Brief: Each entry that follows should be written again verbatim.

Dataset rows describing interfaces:
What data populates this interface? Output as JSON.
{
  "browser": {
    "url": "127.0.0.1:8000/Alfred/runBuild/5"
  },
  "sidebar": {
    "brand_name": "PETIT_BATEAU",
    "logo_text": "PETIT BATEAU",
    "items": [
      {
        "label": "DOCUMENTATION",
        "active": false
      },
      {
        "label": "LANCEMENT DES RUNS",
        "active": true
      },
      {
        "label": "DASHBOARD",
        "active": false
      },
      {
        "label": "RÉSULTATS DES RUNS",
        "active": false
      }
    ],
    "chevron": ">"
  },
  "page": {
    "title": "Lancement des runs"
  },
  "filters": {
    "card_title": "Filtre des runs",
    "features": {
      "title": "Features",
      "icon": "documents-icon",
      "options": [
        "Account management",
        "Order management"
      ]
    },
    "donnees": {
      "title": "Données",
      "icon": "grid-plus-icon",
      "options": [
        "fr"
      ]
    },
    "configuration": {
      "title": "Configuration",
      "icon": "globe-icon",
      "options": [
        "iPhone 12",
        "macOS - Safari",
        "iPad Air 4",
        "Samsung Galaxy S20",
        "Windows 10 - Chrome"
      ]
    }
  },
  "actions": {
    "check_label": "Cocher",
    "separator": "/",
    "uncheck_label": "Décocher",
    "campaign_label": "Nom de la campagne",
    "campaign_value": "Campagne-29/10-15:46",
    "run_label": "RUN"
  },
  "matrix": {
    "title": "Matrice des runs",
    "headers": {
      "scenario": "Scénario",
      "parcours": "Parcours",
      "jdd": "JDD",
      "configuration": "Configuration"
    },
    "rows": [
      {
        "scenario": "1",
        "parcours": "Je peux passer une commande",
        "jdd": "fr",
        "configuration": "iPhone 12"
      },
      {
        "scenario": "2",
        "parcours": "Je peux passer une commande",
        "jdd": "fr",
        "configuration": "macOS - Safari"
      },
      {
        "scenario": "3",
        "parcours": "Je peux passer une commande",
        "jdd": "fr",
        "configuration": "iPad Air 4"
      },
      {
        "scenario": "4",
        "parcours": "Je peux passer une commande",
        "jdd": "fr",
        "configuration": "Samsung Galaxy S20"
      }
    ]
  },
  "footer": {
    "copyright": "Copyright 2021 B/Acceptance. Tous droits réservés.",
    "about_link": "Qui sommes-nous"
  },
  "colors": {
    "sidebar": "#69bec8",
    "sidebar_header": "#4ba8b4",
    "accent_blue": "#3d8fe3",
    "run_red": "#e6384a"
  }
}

Result:
What data populates this interface? Output as JSON.
{
  "browser": {
    "url": "127.0.0.1:8000/Alfred/runBuild/5"
  },
  "sidebar": {
    "brand_name": "PETIT_BATEAU",
    "logo_text": "PETIT BATEAU",
    "items": [
      {
        "label": "DOCUMENTATION",
        "active": false
      },
      {
        "label": "LANCEMENT DES RUNS",
        "active": true
      },
      {
        "label": "DASHBOARD",
        "active": false
      },
      {
        "label": "RÉSULTATS DES RUNS",
        "active": false
      }
    ],
    "chevron": ">"
  },
  "page": {
    "title": "Lancement des runs"
  },
  "filters": {
    "card_title": "Filtre des runs",
    "features": {
      "title": "Features",
      "icon": "documents-icon",
      "options": [
        "Account management",
        "Order management"
      ]
    },
    "donnees": {
      "title": "Données",
      "icon": "grid-plus-icon",
      "options": [
        "fr"
      ]
    },
    "configuration": {
      "title": "Configuration",
      "icon": "globe-icon",
      "options": [
        "iPhone 12",
        "macOS - Safari",
        "iPad Air 4",
        "Samsung Galaxy S20",
        "Windows 10 - Chrome"
      ]
    }
  },
  "actions": {
    "check_label": "Cocher",
    "separator": "/",
    "uncheck_label": "Décocher",
    "campaign_label": "Nom de la campagne",
    "campaign_value": "Campagne-29/10-15:46",
    "run_label": "RUN"
  },
  "matrix": {
    "title": "Matrice des runs",
    "headers": {
      "scenario": "Scénario",
      "parcours": "Parcours",
      "jdd": "JDD",
      "configuration": "Configuration"
    },
    "rows": [
      {
        "scenario": "1",
        "parcours": "Je peux passer une commande",
        "jdd": "fr",
        "configuration": "iPhone 12"
      },
      {
        "scenario": "2",
        "parcours": "Je peux passer une commande",
        "jdd": "fr",
        "configuration": "macOS - Safari"
      },
      {
        "scenario": "3",
        "parcours": "Je peux passer une commande",
        "jdd": "fr",
        "configuration": "iPad Air 4"
      },
      {
        "scenario": "4",
        "parcours": "Je peux passer une commande",
        "jdd": "fr",
        "configuration": "Samsung Galaxy S20"
      }
    ]
  },
  "footer": {
    "copyright": "Copyright 2021 B/Acceptance. Tous droits réservés.",
    "about_link": "Qui sommes-nous"
  },
  "colors": {
    "sidebar": "#69bec8",
    "sidebar_header": "#4ba8b4",
    "accent_blue": "#3d8fe3",
    "run_red": "#e6384a"
  }
}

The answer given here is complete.